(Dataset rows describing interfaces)
________

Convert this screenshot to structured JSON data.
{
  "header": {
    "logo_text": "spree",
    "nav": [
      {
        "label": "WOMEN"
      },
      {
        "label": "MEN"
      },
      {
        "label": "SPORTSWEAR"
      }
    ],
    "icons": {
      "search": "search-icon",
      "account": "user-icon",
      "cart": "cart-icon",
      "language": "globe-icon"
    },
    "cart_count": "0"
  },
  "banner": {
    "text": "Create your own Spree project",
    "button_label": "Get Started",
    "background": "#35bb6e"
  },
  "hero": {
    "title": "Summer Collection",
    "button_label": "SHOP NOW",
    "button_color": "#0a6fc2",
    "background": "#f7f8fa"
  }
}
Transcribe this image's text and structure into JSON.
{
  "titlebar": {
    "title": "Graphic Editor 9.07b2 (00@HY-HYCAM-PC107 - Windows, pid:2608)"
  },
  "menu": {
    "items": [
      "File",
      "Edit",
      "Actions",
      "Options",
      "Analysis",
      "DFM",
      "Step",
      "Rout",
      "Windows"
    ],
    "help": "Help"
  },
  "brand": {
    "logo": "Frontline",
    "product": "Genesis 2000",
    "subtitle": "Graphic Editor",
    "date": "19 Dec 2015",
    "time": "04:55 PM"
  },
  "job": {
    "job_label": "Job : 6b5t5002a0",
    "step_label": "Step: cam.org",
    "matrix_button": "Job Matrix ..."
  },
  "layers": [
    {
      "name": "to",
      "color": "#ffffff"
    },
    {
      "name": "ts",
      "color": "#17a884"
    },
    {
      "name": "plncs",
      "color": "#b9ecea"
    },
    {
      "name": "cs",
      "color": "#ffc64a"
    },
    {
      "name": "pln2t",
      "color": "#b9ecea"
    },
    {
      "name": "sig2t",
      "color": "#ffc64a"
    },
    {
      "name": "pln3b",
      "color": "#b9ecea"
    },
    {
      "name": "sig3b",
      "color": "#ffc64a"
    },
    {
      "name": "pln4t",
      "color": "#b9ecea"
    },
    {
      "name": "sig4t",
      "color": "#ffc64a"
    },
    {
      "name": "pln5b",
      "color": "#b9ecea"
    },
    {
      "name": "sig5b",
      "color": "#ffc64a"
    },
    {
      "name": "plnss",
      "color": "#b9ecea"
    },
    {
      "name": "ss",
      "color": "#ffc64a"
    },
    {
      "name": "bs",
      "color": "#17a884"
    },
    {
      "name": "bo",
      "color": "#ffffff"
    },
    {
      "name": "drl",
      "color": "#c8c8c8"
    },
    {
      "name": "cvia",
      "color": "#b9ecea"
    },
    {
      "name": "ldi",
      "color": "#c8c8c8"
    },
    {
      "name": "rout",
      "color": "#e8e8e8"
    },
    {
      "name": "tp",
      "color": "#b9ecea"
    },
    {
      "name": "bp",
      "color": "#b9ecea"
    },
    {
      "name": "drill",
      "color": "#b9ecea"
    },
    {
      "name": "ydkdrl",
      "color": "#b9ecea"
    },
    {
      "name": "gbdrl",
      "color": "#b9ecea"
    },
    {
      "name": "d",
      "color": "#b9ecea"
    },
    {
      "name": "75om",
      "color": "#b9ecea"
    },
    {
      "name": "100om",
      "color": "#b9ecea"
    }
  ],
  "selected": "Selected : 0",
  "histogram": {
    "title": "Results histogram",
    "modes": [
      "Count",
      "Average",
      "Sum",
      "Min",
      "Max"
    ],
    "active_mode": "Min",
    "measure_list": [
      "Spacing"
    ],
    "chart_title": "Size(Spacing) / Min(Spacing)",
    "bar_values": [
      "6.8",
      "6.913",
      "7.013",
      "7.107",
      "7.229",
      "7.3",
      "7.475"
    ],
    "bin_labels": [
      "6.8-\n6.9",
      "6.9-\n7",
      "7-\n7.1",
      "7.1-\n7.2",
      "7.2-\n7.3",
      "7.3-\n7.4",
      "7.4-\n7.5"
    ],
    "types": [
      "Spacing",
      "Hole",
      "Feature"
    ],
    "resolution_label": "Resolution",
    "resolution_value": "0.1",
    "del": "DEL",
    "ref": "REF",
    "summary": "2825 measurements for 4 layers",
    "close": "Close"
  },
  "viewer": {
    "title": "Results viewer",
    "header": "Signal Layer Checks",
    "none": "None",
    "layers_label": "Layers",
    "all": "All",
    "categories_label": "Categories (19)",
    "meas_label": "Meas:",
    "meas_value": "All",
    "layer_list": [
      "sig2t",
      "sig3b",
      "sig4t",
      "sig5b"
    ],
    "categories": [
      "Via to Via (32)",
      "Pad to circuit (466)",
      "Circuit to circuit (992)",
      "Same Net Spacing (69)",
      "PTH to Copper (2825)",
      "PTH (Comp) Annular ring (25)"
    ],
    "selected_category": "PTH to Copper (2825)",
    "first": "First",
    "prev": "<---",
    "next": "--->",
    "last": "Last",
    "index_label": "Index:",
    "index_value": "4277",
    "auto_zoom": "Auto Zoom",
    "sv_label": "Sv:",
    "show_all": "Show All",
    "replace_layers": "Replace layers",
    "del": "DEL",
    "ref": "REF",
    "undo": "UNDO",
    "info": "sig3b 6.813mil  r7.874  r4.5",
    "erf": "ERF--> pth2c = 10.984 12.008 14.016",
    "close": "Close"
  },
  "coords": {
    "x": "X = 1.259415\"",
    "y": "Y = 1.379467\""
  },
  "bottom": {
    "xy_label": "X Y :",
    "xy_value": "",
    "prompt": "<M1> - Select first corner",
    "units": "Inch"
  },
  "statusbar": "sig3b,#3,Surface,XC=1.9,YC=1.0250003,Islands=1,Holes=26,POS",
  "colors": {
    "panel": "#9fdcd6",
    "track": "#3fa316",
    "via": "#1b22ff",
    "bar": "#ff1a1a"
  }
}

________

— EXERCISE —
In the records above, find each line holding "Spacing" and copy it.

— RESPONSE TO THIS TASK —
      "Spacing"
    "chart_title": "Size(Spacing) / Min(Spacing)",
      "Spacing",
      "Same Net Spacing (69)",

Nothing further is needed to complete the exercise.